LG 55EA9800-TA OLED TV
There are two things most people notice instantly about OLED (organic light-emitting diode) TVs: one, they have an eye-catching picture; and two, they cost way too much.
Like most new technologies, the cost of producing the first models is high and prices are beyond most budgets until sales reach a point where the manufacturing costs start to fall. Back in 1956, when television debut in Australia, a black-and-white 17” TV cost around £200 – roughly the price of a small car. The first 106cm plasma TVs cost around $20,000, although prices fell quite quickly.
OLED technology will no doubt take a similar route if enough people like what they see. LG lent us the 55EA9800-TA OLED TV, so we could see first-hand what the future may look like.
What we found
We compared this TV against a number of regular TVs in our lab and found it's an undoubtedly impressive picture, with remarkable blacks. However, more important than just the black level is the detail in shadows, and in that regard this is the best TV we’ve ever seen. Our testers have watched some sequences from our test movies hundreds of times over the years, but they've never seen some of the detail the 55EA9800-TA can deliver. Action sequences are smooth and there’s not a lot of noise in this screen, so even when you’re too close it isn’t unpleasant to watch.
But it’s not all good news. The seven-degree curve is a gimmick and just adds to reflections. From front-on it’s not a problem, but as you move to the sides there’s some distortion and the curve becomes more apparent. One of the advantages of OLED technology is that you can move to extreme angles and the picture remains almost as saturated as when you’re in front. So there seems little need for a curve, other than to prove it’s possible. Both LG and Samsung currently have curved OLED models, and we expect them to go flat with the next generations. The 55EA9800-TA cannot be wall mounted.
Many CHOICE staff members who viewed the screen said they thought it looked a little dull compared with a bright LCD screen. This is something we often see with plasma screens desperately trying to keep their energy use to a minimum. OLED screens can use a lot of power when producing large areas of white light compared with an LED backlit LCD TV, but they make up for it by using virtually none when producing blacks.
White levels on this TV are lowish, but a long way from being a problem if your room lighting is low – it’s just that some bright outdoor scenes may look a little subdued. The upside of this is that you tend to get more detail in highlights as well as shadows – but there is a lack of punch, despite its good colour saturation.

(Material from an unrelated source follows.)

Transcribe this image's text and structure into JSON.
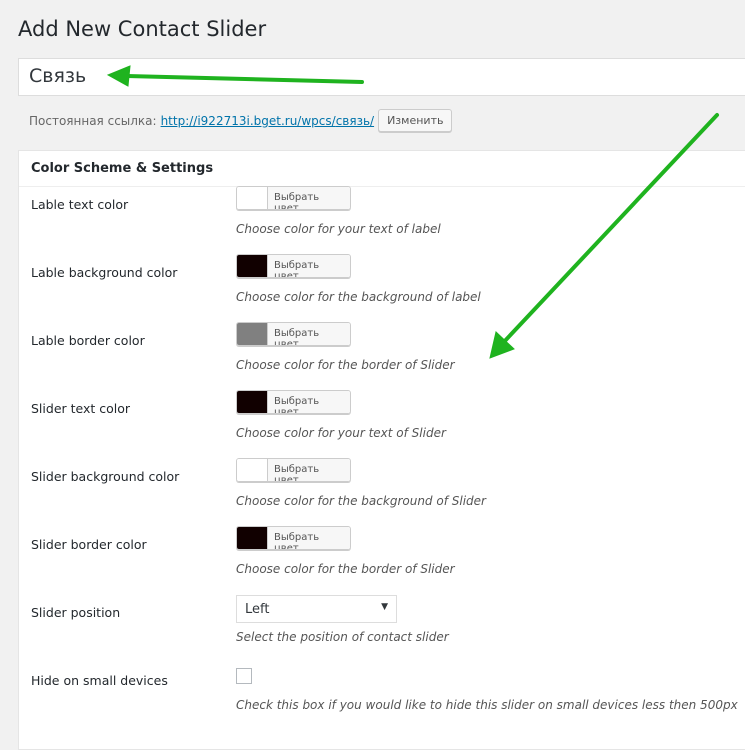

The screen on the 55EA9800-TA has a slight pinkish tinge, which can be seen in reflections and sometimes in lighter tones. This gives a slightly warm feel to the image, which is more an observation than a criticism, as some people will prefer a warmer image.
Sound on TVs is one of our constant complaints, and it’s disappointing to find this very expensive TV distorts quickly and sounds pretty tinny, even at low volume.
There’s no doubt the LG 55EA9800-TA OLED TV has one of the best pictures we’ve seen in our lab, and it’s a very promising technology. However, we’re not excited by the curve and are seriously underwhelmed by the sound.
At this price, our advice is to wait a while before buying.